“This initiative is changing young lives across the country and now it’s going to be impacting youth, ages 17 to 21, in Kansas City, Kan.,” Neufeld said. “Gateway to College at Donnelly doesn’t just give students another shot at graduating – it’s a dual credit program that also provides opportunities to concurrently earn substantial college credit.”
Although Gateway to College is a relatively new model – it started in 2000 – it’s already impacted thousands of students in communities across the nation and currently operates at 43 colleges in 23 states. Donnelly is the first private college to launch a Gateway to College program.
Results at established Gateway to College programs are encouraging. Network partners report significant improvements in attendance with an average attendance rate of 81 percent. Students report feeling safer and more connected than they did while enrolled in high school. During the 2011/2012 academic year, Gateway students enrolled in over 13,000 courses for which a letter grade is awarded, and passed 68 percent of these classes with a C or better.
The most innovative component of the program is the opportunity to earn college credit while fulfilling requirements for high school graduation. Participants graduate from Gateway to College with a high school diploma and an average of 33 college semester credit hours, putting them well on their way to earning an associate’s degree. On average, students with two-year degrees earn twice as much as high school dropouts.
“Helping students succeed now costs society far less than the longer-term consequences of not reengaging them,” said Laurel Dukehart, GtCNN president. “Dropouts face lives of poverty, limited opportunity and even shorter life spans. They’re 3.5 times more likely than high school graduates to be incarcerated.
“The work that we’re doing matters a great deal – to individual participants and to communities as a whole,” Dukehart said. “We are very pleased to partner with Donnelly College as we introduce this initiative to Kansas City and we’re extremely confident in the College’s capacity to further the mission of Gateway to College National Network.”
Recruitment of students into the Gateway to College at Donnelly program will commence this spring.
“There are countless reasons why students struggle to succeed in traditional learning environments,” said Mary Viveros, Kansas City, Kan., Public Schools district coach of implementation – secondary. “Gateway to College at Donnelly offers a valuable opportunity for youth in our community to receive the support they need to rise above diverse challenges. We will be reaching out to English language learners, teen parents, students with family responsibilities as well as those who deal with other significant life challenges that prevent success in a traditional high school.”
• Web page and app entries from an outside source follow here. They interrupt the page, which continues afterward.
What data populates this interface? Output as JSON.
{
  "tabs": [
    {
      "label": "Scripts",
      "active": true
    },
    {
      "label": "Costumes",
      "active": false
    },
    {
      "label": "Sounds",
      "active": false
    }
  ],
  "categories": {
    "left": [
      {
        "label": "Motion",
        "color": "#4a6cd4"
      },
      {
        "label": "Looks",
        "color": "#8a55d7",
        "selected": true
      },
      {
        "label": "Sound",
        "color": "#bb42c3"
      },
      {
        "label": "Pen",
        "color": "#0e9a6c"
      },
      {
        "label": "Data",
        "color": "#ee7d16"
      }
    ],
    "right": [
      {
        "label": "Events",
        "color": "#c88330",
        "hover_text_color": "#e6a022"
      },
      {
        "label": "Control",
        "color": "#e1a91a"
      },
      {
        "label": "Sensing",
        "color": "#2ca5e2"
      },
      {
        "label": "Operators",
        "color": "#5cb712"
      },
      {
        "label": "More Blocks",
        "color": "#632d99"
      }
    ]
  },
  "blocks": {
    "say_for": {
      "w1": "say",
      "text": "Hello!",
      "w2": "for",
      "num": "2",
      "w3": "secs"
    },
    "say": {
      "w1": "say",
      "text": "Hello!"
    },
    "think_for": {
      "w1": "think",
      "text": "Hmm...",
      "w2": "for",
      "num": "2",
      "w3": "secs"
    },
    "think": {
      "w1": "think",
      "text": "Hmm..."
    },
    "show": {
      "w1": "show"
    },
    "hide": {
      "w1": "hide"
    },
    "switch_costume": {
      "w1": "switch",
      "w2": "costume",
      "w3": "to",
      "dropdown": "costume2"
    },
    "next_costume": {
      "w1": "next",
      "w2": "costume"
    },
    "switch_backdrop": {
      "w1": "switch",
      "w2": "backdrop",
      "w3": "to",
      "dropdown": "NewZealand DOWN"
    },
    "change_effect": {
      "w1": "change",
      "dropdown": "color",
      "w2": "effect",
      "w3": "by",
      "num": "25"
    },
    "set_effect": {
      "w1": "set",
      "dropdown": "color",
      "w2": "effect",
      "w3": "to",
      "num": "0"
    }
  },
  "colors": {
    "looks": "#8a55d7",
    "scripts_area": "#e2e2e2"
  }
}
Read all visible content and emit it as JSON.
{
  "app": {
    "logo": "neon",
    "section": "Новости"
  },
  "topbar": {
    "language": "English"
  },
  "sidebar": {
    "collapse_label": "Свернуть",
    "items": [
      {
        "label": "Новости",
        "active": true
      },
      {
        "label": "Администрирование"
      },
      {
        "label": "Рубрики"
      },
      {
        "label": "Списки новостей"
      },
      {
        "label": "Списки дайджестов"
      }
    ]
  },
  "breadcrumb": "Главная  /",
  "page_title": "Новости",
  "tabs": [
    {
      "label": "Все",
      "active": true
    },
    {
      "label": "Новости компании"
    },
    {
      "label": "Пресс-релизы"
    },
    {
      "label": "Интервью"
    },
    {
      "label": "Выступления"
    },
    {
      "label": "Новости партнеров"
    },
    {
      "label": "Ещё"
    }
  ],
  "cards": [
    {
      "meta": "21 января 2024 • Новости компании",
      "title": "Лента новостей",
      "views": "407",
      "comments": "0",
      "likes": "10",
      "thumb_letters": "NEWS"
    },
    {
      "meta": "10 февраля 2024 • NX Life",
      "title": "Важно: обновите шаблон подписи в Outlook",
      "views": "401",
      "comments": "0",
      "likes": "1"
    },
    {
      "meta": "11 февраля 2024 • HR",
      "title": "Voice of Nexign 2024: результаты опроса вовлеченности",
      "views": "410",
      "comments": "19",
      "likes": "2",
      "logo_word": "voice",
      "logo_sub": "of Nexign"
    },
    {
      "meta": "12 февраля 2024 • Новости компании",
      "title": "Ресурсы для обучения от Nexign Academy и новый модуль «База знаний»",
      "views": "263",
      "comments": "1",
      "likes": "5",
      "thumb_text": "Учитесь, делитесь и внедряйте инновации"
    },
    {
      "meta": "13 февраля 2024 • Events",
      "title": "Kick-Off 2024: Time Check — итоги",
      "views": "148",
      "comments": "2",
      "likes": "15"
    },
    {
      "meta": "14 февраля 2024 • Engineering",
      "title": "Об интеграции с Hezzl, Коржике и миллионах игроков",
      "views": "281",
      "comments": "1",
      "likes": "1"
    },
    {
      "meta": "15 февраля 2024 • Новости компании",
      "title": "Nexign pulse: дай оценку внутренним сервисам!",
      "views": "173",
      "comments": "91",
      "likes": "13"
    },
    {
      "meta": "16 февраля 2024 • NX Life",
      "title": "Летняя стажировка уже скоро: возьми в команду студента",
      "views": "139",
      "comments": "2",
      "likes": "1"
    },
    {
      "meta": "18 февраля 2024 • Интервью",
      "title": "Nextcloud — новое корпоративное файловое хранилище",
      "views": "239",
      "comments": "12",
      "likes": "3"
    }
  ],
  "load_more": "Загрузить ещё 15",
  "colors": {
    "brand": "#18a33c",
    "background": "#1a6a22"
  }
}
Donnelly College, 608 N. 18th, Kansas City, Kan., is an independent, coeducational, Catholic institution founded by the Benedictine Sisters of Mount St. Scholastica and sponsored by the Archdiocese of Kansas City in Kansas. Donnelly was established in 1949 to make college accessible to urban immigrants and the working class. Today, the college continues that tradition by offering affordable access to higher education. Racially and ethnically diverse students learn in an exceptionally supportive environment and engage in a strong general education curriculum integrated with career-oriented majors. Bachelor’s and associate degrees as well as certificates are offered. Donnelly is the region’s only federally designated Minority Serving and Hispanic Serving Institution. Visit www.donnelly.edu.
- Story from Lynn Hire, Donnelly College